Newspeak in the 21st Century
Newspeak in the 21st Century is the latest publication from Media Lens, a campaign group that undertakes press monitoring from an anti-war, anti-corporate perspective. Tackling left-liberal UK publications including The Independent and The Guardian, and public service news providers, it contends that the "best" British news providers are not to be trusted.
Initially, this makes for a compelling intervention in media politics. Time and again, the authors point out how Western corporate and geopolitical interests are upheld consistently within respectable news reporting. The authors' targets include historical amnesia, uncritical treatment of Establishment sources and dubious choices of wording.
Newspeak's marketing material describes the acclaim and success of the group's previous book, Guardians of Power: The Myth of the Liberal Media (2005); at the time of writing, the Media Lens website links to at least two dozen reviews of the earlier book. This is hard to tell from Newspeak's opening section, which contends that Guardians of Power was ignored by the mainstream media. Paradoxically, the discrepancy between the book's marketing blurb and its protracted complaining is exactly the kind of inconsistency for which the left-liberal press gets taken to task.
This same spirit of wanting to have its cake and eat it too pervades the book's pantheon of heroes and villains. Noam Chomsky is saintly, despite not being a Buddhist; John Pilger is brave; George Monbiot is OK on climate change but not on war or advertising; Robert Fisk merely maintains public illusions in the corporate media.
Various senior editors are portrayed as beyond the pale, especially once they fire off an expletive-laden email to Media Lens, presumably out of frustration with the incoming spam from their online antagonists. Throughout, there is grumbling about the victimisation of Media Lens contributors, illustrated by reprinted email correspondence from people who happen to disagree with them.
The book improves, however, whenever David Edwards and David Cromwell drop the autobiographical self-pity. They often perform a solid, readable diagnosis of how the media get particular stories wrong owing to systematic bias.
They detail, sometimes verbatim, how news anchors ask studio guests and war correspondents if a particular military engagement should continue in order to fulfil its declared aims, or whether this would only make matters worse.

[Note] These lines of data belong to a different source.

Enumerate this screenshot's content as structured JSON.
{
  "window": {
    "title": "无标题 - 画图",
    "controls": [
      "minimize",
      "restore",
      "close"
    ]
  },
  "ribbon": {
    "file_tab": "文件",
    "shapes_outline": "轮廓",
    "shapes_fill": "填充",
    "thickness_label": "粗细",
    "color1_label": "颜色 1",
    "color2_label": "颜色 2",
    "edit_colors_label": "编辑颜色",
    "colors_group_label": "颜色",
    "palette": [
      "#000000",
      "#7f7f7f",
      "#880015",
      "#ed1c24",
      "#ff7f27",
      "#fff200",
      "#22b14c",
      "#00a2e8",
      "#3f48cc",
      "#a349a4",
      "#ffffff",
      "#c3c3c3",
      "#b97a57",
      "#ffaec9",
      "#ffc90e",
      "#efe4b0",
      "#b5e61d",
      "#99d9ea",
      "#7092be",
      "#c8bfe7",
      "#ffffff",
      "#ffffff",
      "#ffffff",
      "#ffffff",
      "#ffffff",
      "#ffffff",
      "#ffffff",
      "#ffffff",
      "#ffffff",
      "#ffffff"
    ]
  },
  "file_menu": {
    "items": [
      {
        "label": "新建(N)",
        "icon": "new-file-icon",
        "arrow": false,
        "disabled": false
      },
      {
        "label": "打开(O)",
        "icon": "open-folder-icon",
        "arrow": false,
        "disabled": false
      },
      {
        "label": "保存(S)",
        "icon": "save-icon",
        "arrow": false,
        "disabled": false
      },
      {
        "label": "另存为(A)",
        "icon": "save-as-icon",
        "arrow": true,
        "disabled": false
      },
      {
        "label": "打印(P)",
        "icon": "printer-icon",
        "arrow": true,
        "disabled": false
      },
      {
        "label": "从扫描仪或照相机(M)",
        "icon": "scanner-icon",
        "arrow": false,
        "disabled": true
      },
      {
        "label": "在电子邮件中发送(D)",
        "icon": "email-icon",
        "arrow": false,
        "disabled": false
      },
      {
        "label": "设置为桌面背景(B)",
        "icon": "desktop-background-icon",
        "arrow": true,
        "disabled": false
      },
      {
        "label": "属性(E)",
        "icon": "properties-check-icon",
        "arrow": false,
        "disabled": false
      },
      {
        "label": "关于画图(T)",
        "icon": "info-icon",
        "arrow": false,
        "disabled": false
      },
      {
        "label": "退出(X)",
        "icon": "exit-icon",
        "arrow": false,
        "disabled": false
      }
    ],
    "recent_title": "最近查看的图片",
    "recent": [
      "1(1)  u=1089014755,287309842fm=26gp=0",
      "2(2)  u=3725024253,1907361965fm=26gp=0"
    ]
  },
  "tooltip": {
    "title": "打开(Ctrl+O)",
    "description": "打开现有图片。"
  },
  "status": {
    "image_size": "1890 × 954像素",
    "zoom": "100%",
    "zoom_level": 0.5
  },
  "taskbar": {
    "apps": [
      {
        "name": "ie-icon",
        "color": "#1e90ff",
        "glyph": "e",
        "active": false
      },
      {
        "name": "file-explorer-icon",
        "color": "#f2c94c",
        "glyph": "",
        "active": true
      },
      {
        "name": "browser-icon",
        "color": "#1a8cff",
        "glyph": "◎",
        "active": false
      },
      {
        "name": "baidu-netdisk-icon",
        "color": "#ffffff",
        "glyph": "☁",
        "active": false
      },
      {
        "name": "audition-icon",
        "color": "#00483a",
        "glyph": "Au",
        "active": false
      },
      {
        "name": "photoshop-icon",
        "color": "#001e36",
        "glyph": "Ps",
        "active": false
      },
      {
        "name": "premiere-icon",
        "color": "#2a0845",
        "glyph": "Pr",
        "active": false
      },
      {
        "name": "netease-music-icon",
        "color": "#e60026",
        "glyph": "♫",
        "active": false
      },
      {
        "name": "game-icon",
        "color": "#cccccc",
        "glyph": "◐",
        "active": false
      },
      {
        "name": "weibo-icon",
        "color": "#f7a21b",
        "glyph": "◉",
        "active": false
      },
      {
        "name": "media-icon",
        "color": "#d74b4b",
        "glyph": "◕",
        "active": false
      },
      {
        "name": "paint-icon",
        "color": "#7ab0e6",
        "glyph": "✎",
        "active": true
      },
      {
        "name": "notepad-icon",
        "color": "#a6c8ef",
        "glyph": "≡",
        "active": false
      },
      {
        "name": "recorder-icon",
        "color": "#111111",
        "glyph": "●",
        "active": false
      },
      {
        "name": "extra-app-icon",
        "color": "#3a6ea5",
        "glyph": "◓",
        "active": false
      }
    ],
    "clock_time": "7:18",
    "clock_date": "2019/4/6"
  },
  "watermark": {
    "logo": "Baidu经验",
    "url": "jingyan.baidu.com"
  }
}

They are reasonable-sounding questions until one realises that few would ever ask if a specific intervention is an illegitimate attack on the sovereignty of another state. According to Media Lens, this televised succession of false choices curtails critical journalism and limits the audience's political horizons.
The authors map the selective memories of certain newspapers, which treat some casualties as more important than others. They look at how the BBC describes Venezuela's Hugo Chavez in terms never used when reporting on Barack Obama or Gordon Brown, despite the broadcaster's formal commitment to "due impartiality".
Echoing Chomsky, they suggest a cumulative pattern of conservative, pro-corporate influence derailing progressive social change. Despite its often-convincing case studies, once Newspeak tries to account for the relationship between journalism, the media industries and society, it deteriorates into mere assertion.
Noting that The Guardian and The Independent rely heavily on advertising is not the same as demonstrating that advertisers are able to determine content, especially on a topic as specific as coverage of Iranian support for Iraqi insurgents.
Suspicion alone is not enough to confirm that the "best" media - broadsheets and public service broadcasters - are "cheerleaders for government, business and war" and simply "watching" the media does not give a particularly accurate account of how they work.
For instance, although the formal distinction between fact and opinion is often blurred in the ways Edwards and Cromwell demonstrate, one cannot prove that newspaper reporting is biased simply because a disagreeable opinion piece appears elsewhere in the same publication. Extracts from the memoirs of US news anchors reveal something about network office politics, but are not sufficient to indict public service broadcasting in Britain. Flitting around between frontline reporters, newsreaders, editors, tabloids, broadsheets, advertisers and spin doctors won't establish proof of systematic brainwashing if it merely asserts the malign influence of hidden agendas.
If Newspeak's move from case studies to media system analysis is unsatisfactory, its treatment of audiences - apparently under the spell of thought control - lacks any supporting evidence. Audience and circulation sizes are in decline, but the majority of us are presented here as unquestioning consumers apart from the small minority who, so appalled by US/UK foreign policy, are automatically compelled to bomb their fellow citizens.
Choice, consciousness and ethics simply don't come into it; but if that is indeed the case, why would anyone bother getting involved in an organisation such as Media Lens?
Newspeak in the 21st Century
By David Edwards and David Cromwell
£55.00 and £16.99
ISBN 9780745328942 and 28935
Published 28 September 2009
Graham Barnfield is programme leader in journalism, University of East London, and a former account director for a public relations firm.